The budget update also increased the low-income carbon credit to a maximum of $135 per adult and $40 per child. While an improvement, it is not yet the same as the election platform commitment to develop a “new climate action rebate cheque for low and middle income families so that 80% of households would receive the rebate cheque each year, in advance.” Presumably, we’ll see more on that in next February’s budget.
Also on carbon pricing, the Supply and Confidence Agreement between the NDP and the Green Party calls for the carbon tax to be expanded to include fugitive emissions from oil and gas operations and from slash-pile burning in forestry. Those measures were not in the Budget Update but we hope to see them in the February 2018 budget.
Obviously, much more is needed if BC is to meet its new GHG target. There are other good recommendations from the CLT that we look forward to seeing implemented, including:
- Adding the social cost of carbon (the estimated value of damages from emitting a tonne of carbon dioxide) into the environmental assessment process;
- A 100% clean electricity target by 2025;
- Phase out diesel generation in First Nations and remote communities by 2025;
- Targets for zero emission vehicles—10% by 2020, 22.5% by 2025, 30% by 2030;
- Increasing BC’s low carbon fuel standard to 20% of fuel content by 2030;
- Revising the building code to be more highly efficient, and retrofits for existing homes and buildings; and
- Increased public transit.
Another important piece of the puzzle is the NDP election platform commitment to “appoint a scientific panel to review the practice [of hydraulic fracturing] to ensure that gas is produced safely, and that our environment is protected. This will include assessment of impacts on water and, given recent minor earthquakes in the area, what role gas production has in seismic activity.”
This has yet to be acted on, and the CCPA and 16 other organizations recently called for a public inquiry into fracking.
Unfortunately, the draft federal regulations are fairly weak as emissions are not independently monitored and fines are not levied for failing to comply.
Fracking is a major source of methane emissions (methane is the principal component of natural gas and a much stronger heat-trapping greenhouse gas than carbon dioxide). The federal government is currently developing regulations to reduce methane emissions by 40–45% by 2025. The CLT endorsed a similar target for BC.
Unfortunately, the draft federal regulations are fairly weak as emissions are not independently monitored and fines are not levied for failing to comply.

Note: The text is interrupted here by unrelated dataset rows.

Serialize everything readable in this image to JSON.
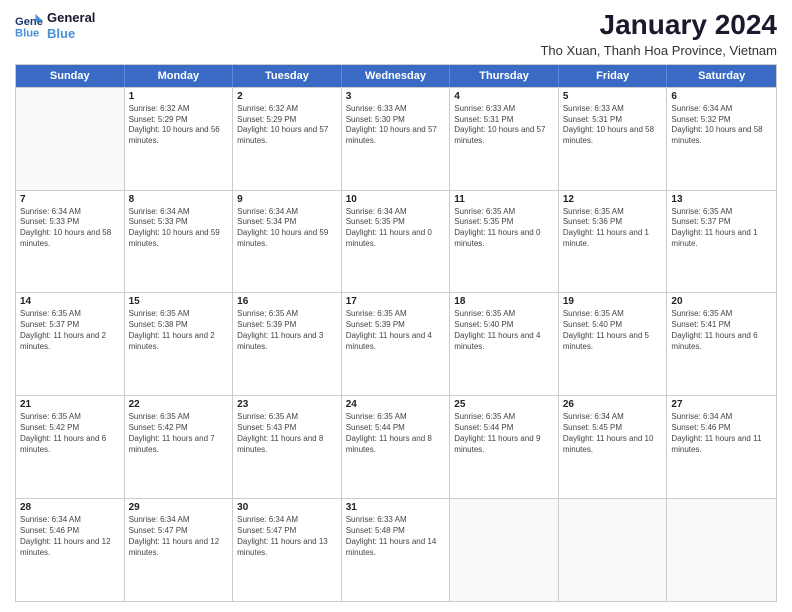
{
  "logo": {
    "line1": "General",
    "line2": "Blue"
  },
  "title": "January 2024",
  "location": "Tho Xuan, Thanh Hoa Province, Vietnam",
  "weekdays": [
    "Sunday",
    "Monday",
    "Tuesday",
    "Wednesday",
    "Thursday",
    "Friday",
    "Saturday"
  ],
  "weeks": [
    [
      {
        "day": "",
        "sunrise": "",
        "sunset": "",
        "daylight": ""
      },
      {
        "day": "1",
        "sunrise": "Sunrise: 6:32 AM",
        "sunset": "Sunset: 5:29 PM",
        "daylight": "Daylight: 10 hours and 56 minutes."
      },
      {
        "day": "2",
        "sunrise": "Sunrise: 6:32 AM",
        "sunset": "Sunset: 5:29 PM",
        "daylight": "Daylight: 10 hours and 57 minutes."
      },
      {
        "day": "3",
        "sunrise": "Sunrise: 6:33 AM",
        "sunset": "Sunset: 5:30 PM",
        "daylight": "Daylight: 10 hours and 57 minutes."
      },
      {
        "day": "4",
        "sunrise": "Sunrise: 6:33 AM",
        "sunset": "Sunset: 5:31 PM",
        "daylight": "Daylight: 10 hours and 57 minutes."
      },
      {
        "day": "5",
        "sunrise": "Sunrise: 6:33 AM",
        "sunset": "Sunset: 5:31 PM",
        "daylight": "Daylight: 10 hours and 58 minutes."
      },
      {
        "day": "6",
        "sunrise": "Sunrise: 6:34 AM",
        "sunset": "Sunset: 5:32 PM",
        "daylight": "Daylight: 10 hours and 58 minutes."
      }
    ],
    [
      {
        "day": "7",
        "sunrise": "Sunrise: 6:34 AM",
        "sunset": "Sunset: 5:33 PM",
        "daylight": "Daylight: 10 hours and 58 minutes."
      },
      {
        "day": "8",
        "sunrise": "Sunrise: 6:34 AM",
        "sunset": "Sunset: 5:33 PM",
        "daylight": "Daylight: 10 hours and 59 minutes."
      },
      {
        "day": "9",
        "sunrise": "Sunrise: 6:34 AM",
        "sunset": "Sunset: 5:34 PM",
        "daylight": "Daylight: 10 hours and 59 minutes."
      },
      {
        "day": "10",
        "sunrise": "Sunrise: 6:34 AM",
        "sunset": "Sunset: 5:35 PM",
        "daylight": "Daylight: 11 hours and 0 minutes."
      },
      {
        "day": "11",
        "sunrise": "Sunrise: 6:35 AM",
        "sunset": "Sunset: 5:35 PM",
        "daylight": "Daylight: 11 hours and 0 minutes."
      },
      {
        "day": "12",
        "sunrise": "Sunrise: 6:35 AM",
        "sunset": "Sunset: 5:36 PM",
        "daylight": "Daylight: 11 hours and 1 minute."
      },
      {
        "day": "13",
        "sunrise": "Sunrise: 6:35 AM",
        "sunset": "Sunset: 5:37 PM",
        "daylight": "Daylight: 11 hours and 1 minute."
      }
    ],
    [
      {
        "day": "14",
        "sunrise": "Sunrise: 6:35 AM",
        "sunset": "Sunset: 5:37 PM",
        "daylight": "Daylight: 11 hours and 2 minutes."
      },
      {
        "day": "15",
        "sunrise": "Sunrise: 6:35 AM",
        "sunset": "Sunset: 5:38 PM",
        "daylight": "Daylight: 11 hours and 2 minutes."
      },
      {
        "day": "16",
        "sunrise": "Sunrise: 6:35 AM",
        "sunset": "Sunset: 5:39 PM",
        "daylight": "Daylight: 11 hours and 3 minutes."
      },
      {
        "day": "17",
        "sunrise": "Sunrise: 6:35 AM",
        "sunset": "Sunset: 5:39 PM",
        "daylight": "Daylight: 11 hours and 4 minutes."
      },
      {
        "day": "18",
        "sunrise": "Sunrise: 6:35 AM",
        "sunset": "Sunset: 5:40 PM",
        "daylight": "Daylight: 11 hours and 4 minutes."
      },
      {
        "day": "19",
        "sunrise": "Sunrise: 6:35 AM",
        "sunset": "Sunset: 5:40 PM",
        "daylight": "Daylight: 11 hours and 5 minutes."
      },
      {
        "day": "20",
        "sunrise": "Sunrise: 6:35 AM",
        "sunset": "Sunset: 5:41 PM",
        "daylight": "Daylight: 11 hours and 6 minutes."
      }
    ],
    [
      {
        "day": "21",
        "sunrise": "Sunrise: 6:35 AM",
        "sunset": "Sunset: 5:42 PM",
        "daylight": "Daylight: 11 hours and 6 minutes."
      },
      {
        "day": "22",
        "sunrise": "Sunrise: 6:35 AM",
        "sunset": "Sunset: 5:42 PM",
        "daylight": "Daylight: 11 hours and 7 minutes."
      },
      {
        "day": "23",
        "sunrise": "Sunrise: 6:35 AM",
        "sunset": "Sunset: 5:43 PM",
        "daylight": "Daylight: 11 hours and 8 minutes."
      },
      {
        "day": "24",
        "sunrise": "Sunrise: 6:35 AM",
        "sunset": "Sunset: 5:44 PM",
        "daylight": "Daylight: 11 hours and 8 minutes."
      },
      {
        "day": "25",
        "sunrise": "Sunrise: 6:35 AM",
        "sunset": "Sunset: 5:44 PM",
        "daylight": "Daylight: 11 hours and 9 minutes."
      },
      {
        "day": "26",
        "sunrise": "Sunrise: 6:34 AM",
        "sunset": "Sunset: 5:45 PM",
        "daylight": "Daylight: 11 hours and 10 minutes."
      },
      {
        "day": "27",
        "sunrise": "Sunrise: 6:34 AM",
        "sunset": "Sunset: 5:46 PM",
        "daylight": "Daylight: 11 hours and 11 minutes."
      }
    ],
    [
      {
        "day": "28",
        "sunrise": "Sunrise: 6:34 AM",
        "sunset": "Sunset: 5:46 PM",
        "daylight": "Daylight: 11 hours and 12 minutes."
      },
      {
        "day": "29",
        "sunrise": "Sunrise: 6:34 AM",
        "sunset": "Sunset: 5:47 PM",
        "daylight": "Daylight: 11 hours and 12 minutes."
      },
      {
        "day": "30",
        "sunrise": "Sunrise: 6:34 AM",
        "sunset": "Sunset: 5:47 PM",
        "daylight": "Daylight: 11 hours and 13 minutes."
      },
      {
        "day": "31",
        "sunrise": "Sunrise: 6:33 AM",
        "sunset": "Sunset: 5:48 PM",
        "daylight": "Daylight: 11 hours and 14 minutes."
      },
      {
        "day": "",
        "sunrise": "",
        "sunset": "",
        "daylight": ""
      },
      {
        "day": "",
        "sunrise": "",
        "sunset": "",
        "daylight": ""
      },
      {
        "day": "",
        "sunrise": "",
        "sunset": "",
        "daylight": ""
      }
    ]
  ]
}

Field tests in both BC and Alberta have found emissions to be much higher than reported by industry.
The federal regime will exempt provinces (like BC) that have equally or more stringent rules of their own. So BC could play an important leadership role in this area by literally putting a lid on all of the methane going into the atmosphere from leaking wells and processing facilities for fracked gas.
The BC government’s opposition to Kinder Morgan’s TransMountain pipeline expansion is laudable. But there is much left to be done on climate action in BC, especially if the province wants to truly live up to its promised new targets and the strong words in its September 2017 Throne Speech:
Your government will take decisive action on global climate change, the greatest challenge of our generation. We must do everything we can to reduce emissions and keep global temperature increases below two degrees. Together, we will fight climate pollution and create opportunities for people, including thousands of jobs through energy retrofits and public infrastructure.
As history shows, however, talk is cheap. We need an action plan commensurate with the urgency posed by climate change and the aspirations of leadership claimed by BC politicians.
Topics: Climate change & energy policy, Economy, Environment, resources & sustainability, Fracking & LNG